Reporters Without Borders has set up mirrors, or copies, of nine websites that are banned in 11 countries, allowing people there to see them.
They include the Tibet Post, which is blocked in China, and Grani.ru, which is blocked in Russia.
The group said it would maintain the sites for several months as part of Operation Collateral Freedom.
It stated that the intention was to provide citizens with access to independently-reported news and information.
A spokesman for the campaign group explained that it had set up "proxy/mirrors" - essentially replica websites updated in real-time - on Amazon Web Services, a division of the online retailer that sells cloud-based computing services to third parties.
In addition, mirror copies have also been placed on similar cloud platforms run by Microsoft and Google.
This means the news websites can now be accessed via the tech giants' internet protocol (IP) addresses rather than their own, and the hope is that the authorities will be discouraged from trying to block these new links at their source.
"The countries concerned could block these services but almost certainly will not," explained Reporters Without Borders.
"Blocking Amazon, Microsoft or any major cloud computing service provider would cripple the thousands of tech companies that use them every day.
"The economic and political cost of blocking the mirror sites would therefore be too high."
A spokesman added that because the mirror sites were only accessible via the secure https protocol, the data transmissions would be encrypted.
This, he explained, would prevent the authorities using keyword searches to censor specific content.
However, Prof Alan Woodward - a cybersecurity expert at the University of Surrey - was not convinced that the mirror sites would remain effective over the several months that Reporters Without Borders intends to run the initiative.
"It is an interesting principle because it shows people are aware of censorship and want to do something about it," he said.
"How much impact it will have, I wonder?"
The problem, he explained, was that once the authorities had found the mirrored webpages they could simply block the relevant URLs, or web addresses.
"The key will be how often Reporters Without Borders are changing them," said Prof Woodward.
"Switching them rapidly is good, but then how are people going to find them?" he asked.
The professor drew an analogy between the Reporters Without Borders initiative and the news that websites listing proxies for the file-sharing site Pirate Bay had been blocked in the UK.
The unblocked sites in full
- Grani.ru, blocked in Russia
- Fergananews.com blocked in Kazakhstan, Uzbekistan and Turkmenistan
- The Tibet Post, blocked in China
- Dan Lam Bao, blocked in Vietnam

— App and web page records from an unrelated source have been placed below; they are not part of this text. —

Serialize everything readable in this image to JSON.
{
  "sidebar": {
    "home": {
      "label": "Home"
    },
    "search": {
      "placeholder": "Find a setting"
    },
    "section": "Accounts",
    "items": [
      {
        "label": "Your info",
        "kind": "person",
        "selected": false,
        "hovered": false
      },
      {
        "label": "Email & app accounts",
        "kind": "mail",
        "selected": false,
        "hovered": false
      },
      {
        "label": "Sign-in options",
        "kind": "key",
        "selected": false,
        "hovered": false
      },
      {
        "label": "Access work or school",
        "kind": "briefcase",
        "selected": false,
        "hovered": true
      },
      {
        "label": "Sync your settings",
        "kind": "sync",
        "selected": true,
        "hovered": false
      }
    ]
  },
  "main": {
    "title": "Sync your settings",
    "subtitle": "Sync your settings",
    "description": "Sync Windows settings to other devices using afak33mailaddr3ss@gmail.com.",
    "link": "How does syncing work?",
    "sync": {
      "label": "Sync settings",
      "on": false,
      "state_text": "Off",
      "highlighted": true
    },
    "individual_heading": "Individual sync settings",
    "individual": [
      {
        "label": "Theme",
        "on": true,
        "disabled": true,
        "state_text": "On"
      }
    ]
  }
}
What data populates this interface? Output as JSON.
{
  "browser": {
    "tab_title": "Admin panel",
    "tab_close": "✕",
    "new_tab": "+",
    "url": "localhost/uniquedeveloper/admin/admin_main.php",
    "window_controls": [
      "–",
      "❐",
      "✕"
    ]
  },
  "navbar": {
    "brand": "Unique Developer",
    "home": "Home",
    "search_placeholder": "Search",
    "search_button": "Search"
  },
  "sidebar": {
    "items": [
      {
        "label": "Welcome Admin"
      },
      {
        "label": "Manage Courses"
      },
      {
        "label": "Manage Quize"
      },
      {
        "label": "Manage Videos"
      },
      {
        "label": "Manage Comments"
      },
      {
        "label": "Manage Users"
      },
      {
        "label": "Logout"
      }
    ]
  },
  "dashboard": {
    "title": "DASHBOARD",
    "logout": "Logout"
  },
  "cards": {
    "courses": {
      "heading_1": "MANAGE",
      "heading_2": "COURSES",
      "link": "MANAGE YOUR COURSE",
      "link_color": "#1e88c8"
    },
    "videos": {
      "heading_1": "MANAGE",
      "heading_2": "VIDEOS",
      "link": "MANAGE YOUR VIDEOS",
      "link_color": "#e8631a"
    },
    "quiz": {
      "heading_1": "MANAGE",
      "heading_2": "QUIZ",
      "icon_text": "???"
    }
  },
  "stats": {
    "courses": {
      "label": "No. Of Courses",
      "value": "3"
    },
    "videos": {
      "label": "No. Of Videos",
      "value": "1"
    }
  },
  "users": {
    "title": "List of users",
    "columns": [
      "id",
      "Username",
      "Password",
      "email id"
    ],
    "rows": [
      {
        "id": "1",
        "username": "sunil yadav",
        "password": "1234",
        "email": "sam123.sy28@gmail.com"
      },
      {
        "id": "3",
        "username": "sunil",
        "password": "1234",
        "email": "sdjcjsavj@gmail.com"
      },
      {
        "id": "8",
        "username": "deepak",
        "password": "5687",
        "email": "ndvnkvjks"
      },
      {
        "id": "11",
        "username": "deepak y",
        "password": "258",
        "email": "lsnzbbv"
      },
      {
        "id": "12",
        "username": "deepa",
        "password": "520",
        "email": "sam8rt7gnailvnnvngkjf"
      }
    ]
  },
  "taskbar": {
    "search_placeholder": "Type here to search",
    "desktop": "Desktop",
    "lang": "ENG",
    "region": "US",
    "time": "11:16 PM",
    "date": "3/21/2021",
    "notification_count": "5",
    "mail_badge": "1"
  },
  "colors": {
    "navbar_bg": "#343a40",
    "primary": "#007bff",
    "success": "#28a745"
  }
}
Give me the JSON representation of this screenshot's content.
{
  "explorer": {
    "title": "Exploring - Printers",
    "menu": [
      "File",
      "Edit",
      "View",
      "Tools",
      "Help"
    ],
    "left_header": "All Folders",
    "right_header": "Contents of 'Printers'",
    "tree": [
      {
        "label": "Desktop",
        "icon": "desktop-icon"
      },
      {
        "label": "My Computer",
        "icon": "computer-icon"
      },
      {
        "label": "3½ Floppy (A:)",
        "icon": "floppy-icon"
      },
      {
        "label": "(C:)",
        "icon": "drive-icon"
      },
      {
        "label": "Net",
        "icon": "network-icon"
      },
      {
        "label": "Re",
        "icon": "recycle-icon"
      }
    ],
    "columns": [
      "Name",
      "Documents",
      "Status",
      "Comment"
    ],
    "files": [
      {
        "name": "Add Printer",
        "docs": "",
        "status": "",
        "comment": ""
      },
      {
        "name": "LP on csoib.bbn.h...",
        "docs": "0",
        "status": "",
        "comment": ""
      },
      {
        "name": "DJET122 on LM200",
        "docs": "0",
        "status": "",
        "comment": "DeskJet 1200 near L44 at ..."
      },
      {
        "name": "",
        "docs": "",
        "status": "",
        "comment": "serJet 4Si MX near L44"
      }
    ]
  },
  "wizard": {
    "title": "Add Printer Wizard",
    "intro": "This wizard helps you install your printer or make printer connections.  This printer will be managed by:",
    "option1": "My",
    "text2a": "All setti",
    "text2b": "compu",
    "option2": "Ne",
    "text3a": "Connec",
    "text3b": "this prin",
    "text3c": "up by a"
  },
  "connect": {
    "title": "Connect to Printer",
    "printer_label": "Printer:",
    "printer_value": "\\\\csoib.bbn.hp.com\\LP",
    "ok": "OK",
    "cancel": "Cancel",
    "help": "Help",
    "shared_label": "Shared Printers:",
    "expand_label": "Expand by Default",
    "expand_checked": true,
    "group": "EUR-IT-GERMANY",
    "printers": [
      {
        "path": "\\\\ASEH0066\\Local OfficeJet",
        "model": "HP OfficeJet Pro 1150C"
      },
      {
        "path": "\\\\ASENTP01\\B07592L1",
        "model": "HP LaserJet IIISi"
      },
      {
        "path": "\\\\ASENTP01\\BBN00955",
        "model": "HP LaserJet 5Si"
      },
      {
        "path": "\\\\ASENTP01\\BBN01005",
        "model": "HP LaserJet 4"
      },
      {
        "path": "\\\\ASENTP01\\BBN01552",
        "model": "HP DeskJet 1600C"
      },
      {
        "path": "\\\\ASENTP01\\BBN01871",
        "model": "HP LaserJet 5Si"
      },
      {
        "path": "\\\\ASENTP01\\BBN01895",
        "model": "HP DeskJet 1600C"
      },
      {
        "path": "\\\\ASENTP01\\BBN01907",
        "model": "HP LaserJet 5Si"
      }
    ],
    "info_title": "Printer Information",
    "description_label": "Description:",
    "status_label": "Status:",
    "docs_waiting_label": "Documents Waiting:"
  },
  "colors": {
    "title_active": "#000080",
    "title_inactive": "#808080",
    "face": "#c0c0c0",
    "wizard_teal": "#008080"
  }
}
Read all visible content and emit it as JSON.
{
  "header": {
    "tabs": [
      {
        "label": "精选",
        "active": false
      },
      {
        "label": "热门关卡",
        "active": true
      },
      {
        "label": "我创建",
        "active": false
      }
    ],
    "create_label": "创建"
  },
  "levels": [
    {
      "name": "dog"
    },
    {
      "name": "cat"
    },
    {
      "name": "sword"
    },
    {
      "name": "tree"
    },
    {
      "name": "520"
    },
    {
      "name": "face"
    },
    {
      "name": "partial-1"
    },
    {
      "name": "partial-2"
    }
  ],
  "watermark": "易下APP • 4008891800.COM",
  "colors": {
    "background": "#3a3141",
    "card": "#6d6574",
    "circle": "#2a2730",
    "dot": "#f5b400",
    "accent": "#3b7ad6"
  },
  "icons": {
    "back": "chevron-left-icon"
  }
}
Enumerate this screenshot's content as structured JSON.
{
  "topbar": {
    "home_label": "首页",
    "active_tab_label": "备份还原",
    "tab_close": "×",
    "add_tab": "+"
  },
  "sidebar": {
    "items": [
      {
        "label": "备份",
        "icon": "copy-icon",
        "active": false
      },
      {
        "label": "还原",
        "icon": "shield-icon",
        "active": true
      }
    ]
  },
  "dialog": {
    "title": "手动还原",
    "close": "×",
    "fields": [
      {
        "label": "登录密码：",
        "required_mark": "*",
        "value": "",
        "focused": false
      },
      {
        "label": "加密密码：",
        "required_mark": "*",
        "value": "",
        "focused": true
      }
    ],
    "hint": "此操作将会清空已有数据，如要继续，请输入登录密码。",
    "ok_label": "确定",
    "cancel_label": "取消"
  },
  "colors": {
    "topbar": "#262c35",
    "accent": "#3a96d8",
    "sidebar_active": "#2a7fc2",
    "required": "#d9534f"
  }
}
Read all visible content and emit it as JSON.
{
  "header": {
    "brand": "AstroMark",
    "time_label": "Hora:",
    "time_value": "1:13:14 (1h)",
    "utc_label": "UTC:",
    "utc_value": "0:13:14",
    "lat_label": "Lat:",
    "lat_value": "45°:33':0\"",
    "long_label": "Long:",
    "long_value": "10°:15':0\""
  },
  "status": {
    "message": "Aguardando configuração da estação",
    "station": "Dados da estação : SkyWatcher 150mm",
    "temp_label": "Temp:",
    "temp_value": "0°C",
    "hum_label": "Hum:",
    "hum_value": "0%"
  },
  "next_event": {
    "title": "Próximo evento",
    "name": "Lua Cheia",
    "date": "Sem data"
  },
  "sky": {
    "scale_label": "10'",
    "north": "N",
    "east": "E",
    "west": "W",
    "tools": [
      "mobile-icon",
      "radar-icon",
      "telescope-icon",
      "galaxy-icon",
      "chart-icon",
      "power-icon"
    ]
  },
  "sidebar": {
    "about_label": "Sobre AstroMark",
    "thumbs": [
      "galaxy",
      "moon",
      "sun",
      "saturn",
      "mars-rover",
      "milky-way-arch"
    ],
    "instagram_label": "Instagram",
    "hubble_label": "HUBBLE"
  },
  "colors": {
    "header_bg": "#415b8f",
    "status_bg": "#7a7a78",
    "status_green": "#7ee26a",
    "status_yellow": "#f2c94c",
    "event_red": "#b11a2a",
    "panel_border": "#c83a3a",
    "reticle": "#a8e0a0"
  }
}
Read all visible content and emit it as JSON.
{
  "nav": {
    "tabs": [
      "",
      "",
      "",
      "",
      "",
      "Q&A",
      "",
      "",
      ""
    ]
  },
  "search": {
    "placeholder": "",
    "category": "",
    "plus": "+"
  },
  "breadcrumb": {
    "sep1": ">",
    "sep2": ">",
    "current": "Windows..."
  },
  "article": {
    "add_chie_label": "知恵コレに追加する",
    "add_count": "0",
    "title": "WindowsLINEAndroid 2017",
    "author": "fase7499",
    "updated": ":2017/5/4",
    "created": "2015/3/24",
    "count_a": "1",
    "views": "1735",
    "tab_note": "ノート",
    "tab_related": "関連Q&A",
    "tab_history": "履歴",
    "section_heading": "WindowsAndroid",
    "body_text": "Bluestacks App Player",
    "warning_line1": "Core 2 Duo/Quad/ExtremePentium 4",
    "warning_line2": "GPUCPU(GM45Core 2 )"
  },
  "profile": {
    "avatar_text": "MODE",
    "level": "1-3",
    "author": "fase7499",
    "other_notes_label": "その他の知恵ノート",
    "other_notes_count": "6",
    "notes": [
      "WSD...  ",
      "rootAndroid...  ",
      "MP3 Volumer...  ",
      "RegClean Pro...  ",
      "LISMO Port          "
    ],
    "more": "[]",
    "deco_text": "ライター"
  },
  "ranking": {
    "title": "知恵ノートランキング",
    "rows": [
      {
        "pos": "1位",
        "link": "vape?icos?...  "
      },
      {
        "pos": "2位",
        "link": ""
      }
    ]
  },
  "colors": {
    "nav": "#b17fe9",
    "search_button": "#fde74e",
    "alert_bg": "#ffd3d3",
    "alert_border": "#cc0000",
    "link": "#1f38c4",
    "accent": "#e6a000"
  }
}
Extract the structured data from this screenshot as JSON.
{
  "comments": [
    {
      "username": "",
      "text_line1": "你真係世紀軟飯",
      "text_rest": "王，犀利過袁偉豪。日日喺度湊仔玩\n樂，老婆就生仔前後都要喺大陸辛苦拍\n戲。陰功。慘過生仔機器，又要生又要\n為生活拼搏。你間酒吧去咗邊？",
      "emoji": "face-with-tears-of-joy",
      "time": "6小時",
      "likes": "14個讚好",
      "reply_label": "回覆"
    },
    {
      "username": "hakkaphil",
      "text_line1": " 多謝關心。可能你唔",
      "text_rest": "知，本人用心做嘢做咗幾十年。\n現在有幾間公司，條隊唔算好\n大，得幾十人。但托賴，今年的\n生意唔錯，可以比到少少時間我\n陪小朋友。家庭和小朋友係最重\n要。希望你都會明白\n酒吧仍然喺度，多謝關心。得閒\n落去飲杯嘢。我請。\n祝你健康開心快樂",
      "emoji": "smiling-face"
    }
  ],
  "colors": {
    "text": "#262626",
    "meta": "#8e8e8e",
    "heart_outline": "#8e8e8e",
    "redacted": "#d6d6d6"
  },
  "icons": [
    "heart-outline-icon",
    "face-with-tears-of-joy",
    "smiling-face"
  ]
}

- Mingjing News, blocked in China
- Hablemos Press, blocked in Cuba
- Gooya News, blocked in Iran
- Gulf Centre for Human Rights, blocked in United Arab Emirates
- Bahrain Mirror, blocked in Bahrain and Saudi Arabia